_WORK TO COMPLETE_. The answer should be each line from the entries below that has the word "fans" in it.

[[ SOURCE DATA open ]]

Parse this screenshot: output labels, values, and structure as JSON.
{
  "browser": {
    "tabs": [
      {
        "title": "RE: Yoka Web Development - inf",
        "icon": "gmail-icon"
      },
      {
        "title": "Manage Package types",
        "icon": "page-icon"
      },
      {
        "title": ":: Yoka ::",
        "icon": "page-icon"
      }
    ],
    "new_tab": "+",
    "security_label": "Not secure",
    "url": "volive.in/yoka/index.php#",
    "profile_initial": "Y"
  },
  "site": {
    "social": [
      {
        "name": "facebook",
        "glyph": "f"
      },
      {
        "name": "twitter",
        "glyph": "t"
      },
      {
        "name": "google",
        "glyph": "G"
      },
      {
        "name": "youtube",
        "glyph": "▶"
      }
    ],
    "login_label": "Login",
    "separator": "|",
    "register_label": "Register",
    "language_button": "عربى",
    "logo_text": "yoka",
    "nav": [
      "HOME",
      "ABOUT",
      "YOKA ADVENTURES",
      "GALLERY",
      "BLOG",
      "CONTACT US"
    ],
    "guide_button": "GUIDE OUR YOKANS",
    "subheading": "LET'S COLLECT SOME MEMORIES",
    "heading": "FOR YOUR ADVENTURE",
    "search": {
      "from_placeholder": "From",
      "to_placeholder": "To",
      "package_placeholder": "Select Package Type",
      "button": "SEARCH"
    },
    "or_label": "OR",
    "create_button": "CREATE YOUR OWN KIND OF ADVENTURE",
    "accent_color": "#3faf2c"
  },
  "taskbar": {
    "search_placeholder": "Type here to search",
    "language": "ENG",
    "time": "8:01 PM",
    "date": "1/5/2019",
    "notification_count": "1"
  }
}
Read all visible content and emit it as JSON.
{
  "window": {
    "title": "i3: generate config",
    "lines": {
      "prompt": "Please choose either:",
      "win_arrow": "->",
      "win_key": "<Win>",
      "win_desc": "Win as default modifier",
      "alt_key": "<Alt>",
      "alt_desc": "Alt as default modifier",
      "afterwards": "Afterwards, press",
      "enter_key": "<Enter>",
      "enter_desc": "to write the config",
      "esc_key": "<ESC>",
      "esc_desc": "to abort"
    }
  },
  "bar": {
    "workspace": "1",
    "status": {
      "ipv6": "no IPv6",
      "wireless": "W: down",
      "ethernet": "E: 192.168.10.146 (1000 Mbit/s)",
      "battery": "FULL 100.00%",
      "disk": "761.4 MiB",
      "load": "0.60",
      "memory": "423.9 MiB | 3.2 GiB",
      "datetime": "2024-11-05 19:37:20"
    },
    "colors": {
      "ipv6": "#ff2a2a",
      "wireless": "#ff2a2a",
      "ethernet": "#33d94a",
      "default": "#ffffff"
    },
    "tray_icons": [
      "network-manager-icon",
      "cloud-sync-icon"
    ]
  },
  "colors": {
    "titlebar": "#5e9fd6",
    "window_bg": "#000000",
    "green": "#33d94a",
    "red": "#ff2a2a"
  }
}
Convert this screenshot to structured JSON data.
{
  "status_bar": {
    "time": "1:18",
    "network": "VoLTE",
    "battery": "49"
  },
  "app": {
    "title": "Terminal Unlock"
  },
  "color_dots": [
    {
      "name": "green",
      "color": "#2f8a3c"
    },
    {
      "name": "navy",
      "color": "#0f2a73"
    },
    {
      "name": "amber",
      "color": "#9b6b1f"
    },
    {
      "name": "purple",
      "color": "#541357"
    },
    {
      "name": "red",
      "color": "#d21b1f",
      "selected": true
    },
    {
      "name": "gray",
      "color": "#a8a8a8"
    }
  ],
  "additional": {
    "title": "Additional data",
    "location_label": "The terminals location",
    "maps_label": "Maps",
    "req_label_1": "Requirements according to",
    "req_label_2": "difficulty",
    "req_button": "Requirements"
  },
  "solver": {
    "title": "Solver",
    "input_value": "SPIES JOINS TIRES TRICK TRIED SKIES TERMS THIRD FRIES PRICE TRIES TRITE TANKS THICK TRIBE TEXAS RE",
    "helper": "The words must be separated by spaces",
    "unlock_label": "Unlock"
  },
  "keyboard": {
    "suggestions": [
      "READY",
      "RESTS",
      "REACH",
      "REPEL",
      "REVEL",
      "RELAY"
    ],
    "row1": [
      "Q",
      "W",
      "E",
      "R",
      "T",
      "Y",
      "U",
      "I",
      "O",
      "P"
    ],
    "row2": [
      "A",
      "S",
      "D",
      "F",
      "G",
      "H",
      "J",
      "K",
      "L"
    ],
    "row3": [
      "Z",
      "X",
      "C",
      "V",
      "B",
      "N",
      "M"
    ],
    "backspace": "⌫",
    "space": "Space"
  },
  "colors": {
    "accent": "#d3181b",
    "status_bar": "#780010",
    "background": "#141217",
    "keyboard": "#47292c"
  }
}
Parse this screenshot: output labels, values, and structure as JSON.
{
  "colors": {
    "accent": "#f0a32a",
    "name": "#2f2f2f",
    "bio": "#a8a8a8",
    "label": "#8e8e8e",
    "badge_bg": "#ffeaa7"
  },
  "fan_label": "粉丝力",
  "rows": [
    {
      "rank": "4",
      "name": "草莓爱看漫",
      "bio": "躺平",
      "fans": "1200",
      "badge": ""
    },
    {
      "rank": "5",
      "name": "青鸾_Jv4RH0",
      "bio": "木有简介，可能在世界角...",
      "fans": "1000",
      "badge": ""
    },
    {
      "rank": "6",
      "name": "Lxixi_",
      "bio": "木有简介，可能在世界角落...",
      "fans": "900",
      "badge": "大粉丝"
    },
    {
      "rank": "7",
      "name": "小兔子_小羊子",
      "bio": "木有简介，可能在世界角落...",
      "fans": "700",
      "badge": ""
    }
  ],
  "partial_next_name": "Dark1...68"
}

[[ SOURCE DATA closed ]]

_SOLUTION_.
      "fans": "1200",
      "fans": "1000",
      "fans": "900",
      "fans": "700",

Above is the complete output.